Throughout The Lead Mine Men, Mack’s focus remains on the soldiers—their extensive training in Galena and Chicago and their time in camp and in combat. He follows their experiences from recruitment t to their celebratory march in the 1865 Grand Review to their postwar lives in which many struggled to adjust, receive their government pensions, and protect the unit’s legacy. In this book, Mack broadens our understanding of the Union soldiers who saved their republic and ended slavery within its borders. 


Thomas B. Mack taught for several years at Dallas College at El Centro. His research focus is the Civil War soldier, whether Union or Confederate, and he explores soldiers’ collective wartime and postwar experiences though writing modern regimental studies. 


"Mack has produced a comprehensive look at one of the hard-fighting and most celebrated regiments that served under Grant and Sherman in the Western Theater. He weaves a captivating and compelling story of these rugged soldiers—largely in their own words, from enlistment through four years of grueling war. He chronicles their experiences in battle, on the march, and camp life, and includes their transition back to civilian life at war’s end. In presenting these men in their patriotic fervor, faith, fears, and human frailties, he has produced an exemplary modern regimental study."—Terrence J. Winschel, author of Triumph & Defeat: The Vicksburg Campaign, Vols. 1-2

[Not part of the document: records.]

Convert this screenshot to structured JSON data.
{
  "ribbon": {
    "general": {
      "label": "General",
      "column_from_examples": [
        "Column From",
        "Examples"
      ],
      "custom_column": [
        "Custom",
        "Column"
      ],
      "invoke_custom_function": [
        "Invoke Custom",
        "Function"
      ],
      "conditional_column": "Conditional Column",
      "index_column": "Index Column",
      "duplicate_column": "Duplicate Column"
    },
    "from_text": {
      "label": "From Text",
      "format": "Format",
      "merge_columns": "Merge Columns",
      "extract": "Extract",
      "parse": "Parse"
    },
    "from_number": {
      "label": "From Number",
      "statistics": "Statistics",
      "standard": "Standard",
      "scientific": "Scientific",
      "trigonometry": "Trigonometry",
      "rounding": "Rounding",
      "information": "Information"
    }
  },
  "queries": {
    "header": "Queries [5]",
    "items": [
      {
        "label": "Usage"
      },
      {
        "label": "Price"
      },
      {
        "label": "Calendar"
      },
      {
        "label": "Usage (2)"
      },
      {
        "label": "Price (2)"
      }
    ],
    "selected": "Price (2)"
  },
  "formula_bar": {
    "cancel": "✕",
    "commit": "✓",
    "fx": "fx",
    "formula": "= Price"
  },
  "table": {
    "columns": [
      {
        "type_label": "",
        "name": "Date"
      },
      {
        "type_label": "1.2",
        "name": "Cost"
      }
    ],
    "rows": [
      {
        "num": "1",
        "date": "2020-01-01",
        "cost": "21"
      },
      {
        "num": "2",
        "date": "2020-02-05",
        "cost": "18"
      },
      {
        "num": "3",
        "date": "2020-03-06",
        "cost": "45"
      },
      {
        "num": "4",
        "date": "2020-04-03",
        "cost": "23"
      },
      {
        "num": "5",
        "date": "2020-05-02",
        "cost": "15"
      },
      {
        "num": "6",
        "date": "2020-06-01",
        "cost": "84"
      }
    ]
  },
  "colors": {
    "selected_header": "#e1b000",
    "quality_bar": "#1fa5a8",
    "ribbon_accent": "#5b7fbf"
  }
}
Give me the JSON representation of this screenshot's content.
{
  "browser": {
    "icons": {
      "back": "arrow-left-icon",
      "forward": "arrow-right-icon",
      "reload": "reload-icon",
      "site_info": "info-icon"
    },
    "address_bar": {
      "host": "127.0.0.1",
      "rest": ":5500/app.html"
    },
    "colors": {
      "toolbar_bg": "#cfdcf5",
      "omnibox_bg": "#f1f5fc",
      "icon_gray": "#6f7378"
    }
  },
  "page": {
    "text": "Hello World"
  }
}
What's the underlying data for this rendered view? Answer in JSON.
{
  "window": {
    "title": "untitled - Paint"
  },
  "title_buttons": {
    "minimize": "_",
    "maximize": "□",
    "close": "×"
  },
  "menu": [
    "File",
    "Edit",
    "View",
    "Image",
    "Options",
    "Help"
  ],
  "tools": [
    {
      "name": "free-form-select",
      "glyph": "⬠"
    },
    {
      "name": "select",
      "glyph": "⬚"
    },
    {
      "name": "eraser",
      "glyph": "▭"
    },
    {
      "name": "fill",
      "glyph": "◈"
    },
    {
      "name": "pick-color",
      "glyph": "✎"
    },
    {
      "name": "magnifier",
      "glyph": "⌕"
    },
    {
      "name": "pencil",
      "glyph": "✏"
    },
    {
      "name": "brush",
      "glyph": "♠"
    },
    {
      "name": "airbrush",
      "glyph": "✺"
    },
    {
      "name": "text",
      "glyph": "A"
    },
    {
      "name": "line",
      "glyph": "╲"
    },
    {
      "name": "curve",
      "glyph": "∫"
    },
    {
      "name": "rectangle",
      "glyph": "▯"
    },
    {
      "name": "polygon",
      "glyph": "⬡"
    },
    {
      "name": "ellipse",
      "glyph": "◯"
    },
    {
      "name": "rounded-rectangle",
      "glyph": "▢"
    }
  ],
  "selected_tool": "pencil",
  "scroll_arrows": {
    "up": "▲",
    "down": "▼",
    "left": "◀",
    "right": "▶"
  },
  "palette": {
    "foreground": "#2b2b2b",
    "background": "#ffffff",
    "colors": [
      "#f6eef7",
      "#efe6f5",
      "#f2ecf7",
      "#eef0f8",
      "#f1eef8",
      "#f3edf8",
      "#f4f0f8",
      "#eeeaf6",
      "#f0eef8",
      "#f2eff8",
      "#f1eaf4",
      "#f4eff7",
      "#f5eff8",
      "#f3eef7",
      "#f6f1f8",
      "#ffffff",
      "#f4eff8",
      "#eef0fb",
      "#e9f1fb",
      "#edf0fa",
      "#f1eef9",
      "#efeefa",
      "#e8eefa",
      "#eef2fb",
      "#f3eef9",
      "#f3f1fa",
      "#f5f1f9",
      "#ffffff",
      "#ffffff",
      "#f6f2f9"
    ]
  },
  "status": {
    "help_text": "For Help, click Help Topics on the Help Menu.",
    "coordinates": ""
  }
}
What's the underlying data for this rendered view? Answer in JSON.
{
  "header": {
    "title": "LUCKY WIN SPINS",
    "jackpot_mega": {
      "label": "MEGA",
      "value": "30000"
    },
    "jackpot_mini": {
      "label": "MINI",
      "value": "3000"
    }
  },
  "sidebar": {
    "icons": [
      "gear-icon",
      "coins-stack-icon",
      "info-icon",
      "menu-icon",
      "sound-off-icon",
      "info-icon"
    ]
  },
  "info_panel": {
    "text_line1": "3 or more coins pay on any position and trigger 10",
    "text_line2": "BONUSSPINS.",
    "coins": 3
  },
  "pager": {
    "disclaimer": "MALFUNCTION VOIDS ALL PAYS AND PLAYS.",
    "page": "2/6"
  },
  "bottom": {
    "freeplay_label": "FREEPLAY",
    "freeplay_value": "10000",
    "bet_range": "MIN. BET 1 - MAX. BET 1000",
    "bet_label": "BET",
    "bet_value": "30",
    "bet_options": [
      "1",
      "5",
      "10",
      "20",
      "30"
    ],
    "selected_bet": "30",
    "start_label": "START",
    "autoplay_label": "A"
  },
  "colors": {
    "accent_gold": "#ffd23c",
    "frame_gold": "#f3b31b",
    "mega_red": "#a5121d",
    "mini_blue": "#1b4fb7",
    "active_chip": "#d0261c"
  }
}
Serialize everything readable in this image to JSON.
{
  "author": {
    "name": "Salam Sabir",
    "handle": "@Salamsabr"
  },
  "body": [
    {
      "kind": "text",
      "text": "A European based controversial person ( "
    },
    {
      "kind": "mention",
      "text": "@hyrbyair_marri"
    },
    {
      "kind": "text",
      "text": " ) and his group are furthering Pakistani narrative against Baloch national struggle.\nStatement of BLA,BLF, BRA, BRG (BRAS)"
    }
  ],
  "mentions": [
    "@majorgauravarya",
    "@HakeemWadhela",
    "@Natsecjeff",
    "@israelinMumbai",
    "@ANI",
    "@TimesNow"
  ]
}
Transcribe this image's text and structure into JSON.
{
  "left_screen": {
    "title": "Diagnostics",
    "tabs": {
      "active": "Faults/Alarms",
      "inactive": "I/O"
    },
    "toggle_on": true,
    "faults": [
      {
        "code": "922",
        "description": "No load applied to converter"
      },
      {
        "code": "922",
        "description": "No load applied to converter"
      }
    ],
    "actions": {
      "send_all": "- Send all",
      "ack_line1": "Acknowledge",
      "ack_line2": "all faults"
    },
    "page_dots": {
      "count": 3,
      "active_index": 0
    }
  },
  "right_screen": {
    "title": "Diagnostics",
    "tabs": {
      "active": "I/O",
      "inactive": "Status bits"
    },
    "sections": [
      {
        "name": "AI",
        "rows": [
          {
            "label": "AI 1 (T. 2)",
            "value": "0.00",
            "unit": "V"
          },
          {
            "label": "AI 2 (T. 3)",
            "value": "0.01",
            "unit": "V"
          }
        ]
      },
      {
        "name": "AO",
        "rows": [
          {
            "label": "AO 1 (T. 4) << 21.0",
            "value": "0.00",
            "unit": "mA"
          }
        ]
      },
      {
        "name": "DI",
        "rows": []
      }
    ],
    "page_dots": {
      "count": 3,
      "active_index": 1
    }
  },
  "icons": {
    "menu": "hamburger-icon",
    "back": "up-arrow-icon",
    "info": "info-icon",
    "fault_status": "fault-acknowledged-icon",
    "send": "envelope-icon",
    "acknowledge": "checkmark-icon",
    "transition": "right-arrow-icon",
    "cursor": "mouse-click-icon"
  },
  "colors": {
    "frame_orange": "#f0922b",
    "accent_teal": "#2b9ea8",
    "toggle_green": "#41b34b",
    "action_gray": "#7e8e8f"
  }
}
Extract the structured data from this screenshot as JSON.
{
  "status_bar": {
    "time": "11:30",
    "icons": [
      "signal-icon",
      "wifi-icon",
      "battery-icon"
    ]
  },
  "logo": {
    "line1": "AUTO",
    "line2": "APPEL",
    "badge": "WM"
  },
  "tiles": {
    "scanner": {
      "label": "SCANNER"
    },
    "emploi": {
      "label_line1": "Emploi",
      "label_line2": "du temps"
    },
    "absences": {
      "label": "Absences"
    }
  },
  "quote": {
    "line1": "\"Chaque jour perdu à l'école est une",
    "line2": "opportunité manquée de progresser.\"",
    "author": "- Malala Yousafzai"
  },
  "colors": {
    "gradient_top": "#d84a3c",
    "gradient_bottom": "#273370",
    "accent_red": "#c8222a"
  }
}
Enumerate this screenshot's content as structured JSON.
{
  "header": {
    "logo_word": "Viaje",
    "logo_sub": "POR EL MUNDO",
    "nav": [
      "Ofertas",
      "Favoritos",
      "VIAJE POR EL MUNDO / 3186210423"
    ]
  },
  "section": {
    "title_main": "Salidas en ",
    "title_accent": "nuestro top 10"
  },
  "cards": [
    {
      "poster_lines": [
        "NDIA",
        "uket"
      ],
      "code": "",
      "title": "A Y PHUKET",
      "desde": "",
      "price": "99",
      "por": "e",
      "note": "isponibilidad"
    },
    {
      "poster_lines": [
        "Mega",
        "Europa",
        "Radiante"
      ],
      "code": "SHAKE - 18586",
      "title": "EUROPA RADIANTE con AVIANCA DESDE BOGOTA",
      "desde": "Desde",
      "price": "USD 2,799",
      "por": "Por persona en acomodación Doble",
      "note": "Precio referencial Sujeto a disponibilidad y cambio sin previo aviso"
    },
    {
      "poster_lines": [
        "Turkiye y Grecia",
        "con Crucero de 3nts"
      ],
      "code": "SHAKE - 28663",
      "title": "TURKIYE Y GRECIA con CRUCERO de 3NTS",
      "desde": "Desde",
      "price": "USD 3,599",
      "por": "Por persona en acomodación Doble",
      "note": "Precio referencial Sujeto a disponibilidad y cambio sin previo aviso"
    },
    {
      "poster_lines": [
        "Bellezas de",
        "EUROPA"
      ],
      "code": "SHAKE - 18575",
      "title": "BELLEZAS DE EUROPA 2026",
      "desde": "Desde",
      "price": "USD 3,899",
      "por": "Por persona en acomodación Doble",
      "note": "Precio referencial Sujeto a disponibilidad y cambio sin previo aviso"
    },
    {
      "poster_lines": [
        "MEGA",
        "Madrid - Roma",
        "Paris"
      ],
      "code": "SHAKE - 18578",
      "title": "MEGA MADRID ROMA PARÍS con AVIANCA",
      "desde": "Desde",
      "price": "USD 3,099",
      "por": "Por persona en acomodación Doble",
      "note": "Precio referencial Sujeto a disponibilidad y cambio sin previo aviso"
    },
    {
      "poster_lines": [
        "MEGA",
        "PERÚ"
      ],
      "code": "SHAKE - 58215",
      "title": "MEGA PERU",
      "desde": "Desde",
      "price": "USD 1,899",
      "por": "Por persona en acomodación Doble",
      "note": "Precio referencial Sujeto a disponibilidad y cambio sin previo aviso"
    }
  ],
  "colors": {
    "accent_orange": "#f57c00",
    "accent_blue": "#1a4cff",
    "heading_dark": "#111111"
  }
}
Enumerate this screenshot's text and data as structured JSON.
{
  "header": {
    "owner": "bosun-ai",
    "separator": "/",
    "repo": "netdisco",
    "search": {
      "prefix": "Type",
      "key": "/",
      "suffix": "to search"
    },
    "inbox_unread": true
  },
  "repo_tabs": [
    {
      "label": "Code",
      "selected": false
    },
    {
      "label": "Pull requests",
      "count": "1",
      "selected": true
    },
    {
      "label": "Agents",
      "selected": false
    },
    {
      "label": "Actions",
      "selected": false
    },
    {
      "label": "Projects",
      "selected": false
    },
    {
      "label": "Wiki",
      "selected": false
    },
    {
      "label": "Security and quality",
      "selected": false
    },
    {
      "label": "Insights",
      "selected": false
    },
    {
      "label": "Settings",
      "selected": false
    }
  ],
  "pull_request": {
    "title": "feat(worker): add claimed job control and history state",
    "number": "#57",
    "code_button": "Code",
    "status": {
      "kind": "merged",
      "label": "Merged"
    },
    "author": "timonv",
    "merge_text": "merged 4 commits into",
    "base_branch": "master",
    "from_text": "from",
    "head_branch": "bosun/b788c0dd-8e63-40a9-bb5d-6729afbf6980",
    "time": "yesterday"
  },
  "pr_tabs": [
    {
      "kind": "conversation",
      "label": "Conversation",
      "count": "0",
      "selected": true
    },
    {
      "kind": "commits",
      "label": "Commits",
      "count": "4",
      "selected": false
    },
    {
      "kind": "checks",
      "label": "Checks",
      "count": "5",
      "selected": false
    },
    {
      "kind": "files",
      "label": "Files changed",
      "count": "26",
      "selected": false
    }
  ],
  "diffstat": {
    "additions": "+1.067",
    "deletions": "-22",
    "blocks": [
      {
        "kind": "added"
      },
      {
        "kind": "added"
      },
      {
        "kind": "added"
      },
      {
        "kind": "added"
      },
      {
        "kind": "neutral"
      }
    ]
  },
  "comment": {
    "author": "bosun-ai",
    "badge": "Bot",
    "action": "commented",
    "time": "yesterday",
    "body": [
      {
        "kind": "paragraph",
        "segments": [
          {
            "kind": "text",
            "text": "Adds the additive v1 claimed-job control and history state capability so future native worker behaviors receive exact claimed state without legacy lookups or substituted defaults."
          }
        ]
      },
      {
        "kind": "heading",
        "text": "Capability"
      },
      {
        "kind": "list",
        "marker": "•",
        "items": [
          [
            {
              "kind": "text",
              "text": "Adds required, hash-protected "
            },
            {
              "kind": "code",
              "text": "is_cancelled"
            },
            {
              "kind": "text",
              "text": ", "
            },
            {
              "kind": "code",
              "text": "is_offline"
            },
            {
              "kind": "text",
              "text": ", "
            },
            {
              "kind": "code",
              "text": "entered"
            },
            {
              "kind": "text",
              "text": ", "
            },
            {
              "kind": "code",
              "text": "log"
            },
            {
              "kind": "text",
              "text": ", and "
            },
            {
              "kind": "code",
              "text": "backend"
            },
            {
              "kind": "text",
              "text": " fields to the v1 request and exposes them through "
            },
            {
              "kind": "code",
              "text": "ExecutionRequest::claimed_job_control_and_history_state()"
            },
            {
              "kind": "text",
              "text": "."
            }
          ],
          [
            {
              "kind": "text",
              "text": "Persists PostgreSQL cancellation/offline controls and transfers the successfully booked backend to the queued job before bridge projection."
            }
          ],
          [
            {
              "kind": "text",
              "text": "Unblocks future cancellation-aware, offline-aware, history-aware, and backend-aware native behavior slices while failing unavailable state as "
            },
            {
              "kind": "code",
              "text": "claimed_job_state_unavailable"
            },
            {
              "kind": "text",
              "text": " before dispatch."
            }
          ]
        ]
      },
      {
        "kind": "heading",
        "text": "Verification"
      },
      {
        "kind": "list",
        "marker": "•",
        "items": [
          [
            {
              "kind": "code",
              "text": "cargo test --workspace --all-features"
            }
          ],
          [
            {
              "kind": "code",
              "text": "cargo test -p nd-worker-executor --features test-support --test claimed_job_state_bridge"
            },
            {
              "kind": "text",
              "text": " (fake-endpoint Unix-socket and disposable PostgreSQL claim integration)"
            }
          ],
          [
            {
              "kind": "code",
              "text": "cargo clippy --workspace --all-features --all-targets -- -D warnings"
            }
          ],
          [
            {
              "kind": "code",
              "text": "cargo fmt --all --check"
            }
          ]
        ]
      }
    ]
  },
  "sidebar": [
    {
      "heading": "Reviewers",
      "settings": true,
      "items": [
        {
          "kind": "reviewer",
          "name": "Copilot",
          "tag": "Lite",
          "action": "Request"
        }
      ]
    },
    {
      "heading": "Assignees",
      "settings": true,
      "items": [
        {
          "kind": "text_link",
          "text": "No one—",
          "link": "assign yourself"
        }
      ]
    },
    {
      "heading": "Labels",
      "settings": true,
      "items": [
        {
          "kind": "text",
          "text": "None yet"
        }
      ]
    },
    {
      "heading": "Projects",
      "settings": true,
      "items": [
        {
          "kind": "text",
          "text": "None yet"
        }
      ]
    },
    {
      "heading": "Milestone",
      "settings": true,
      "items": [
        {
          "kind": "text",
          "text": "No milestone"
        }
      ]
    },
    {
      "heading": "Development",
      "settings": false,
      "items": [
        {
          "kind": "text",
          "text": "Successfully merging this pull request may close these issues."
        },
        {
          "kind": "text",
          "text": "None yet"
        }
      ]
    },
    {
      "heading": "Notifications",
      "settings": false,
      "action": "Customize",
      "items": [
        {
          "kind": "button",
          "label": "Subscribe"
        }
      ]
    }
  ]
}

"Often lost in the scholarship of generals and battles are the lives of everyday soldiers. Thomas Mack takes what at first appears to be just another northern regiment, and with clear prose and keen insight reminds us of how very diverse Civil War units often were. Because the Illinois Forty-fifth hailed from Republican counties, its young farmers supported emancipation, reenlisted in large numbers, and demonstrated astonishing courage at bloody battles like Shiloh. Elegantly written and deeply researched."—Douglas R. Egerton, author of Thunder At the Gates: The Black Civil War Regiments That Redeemed America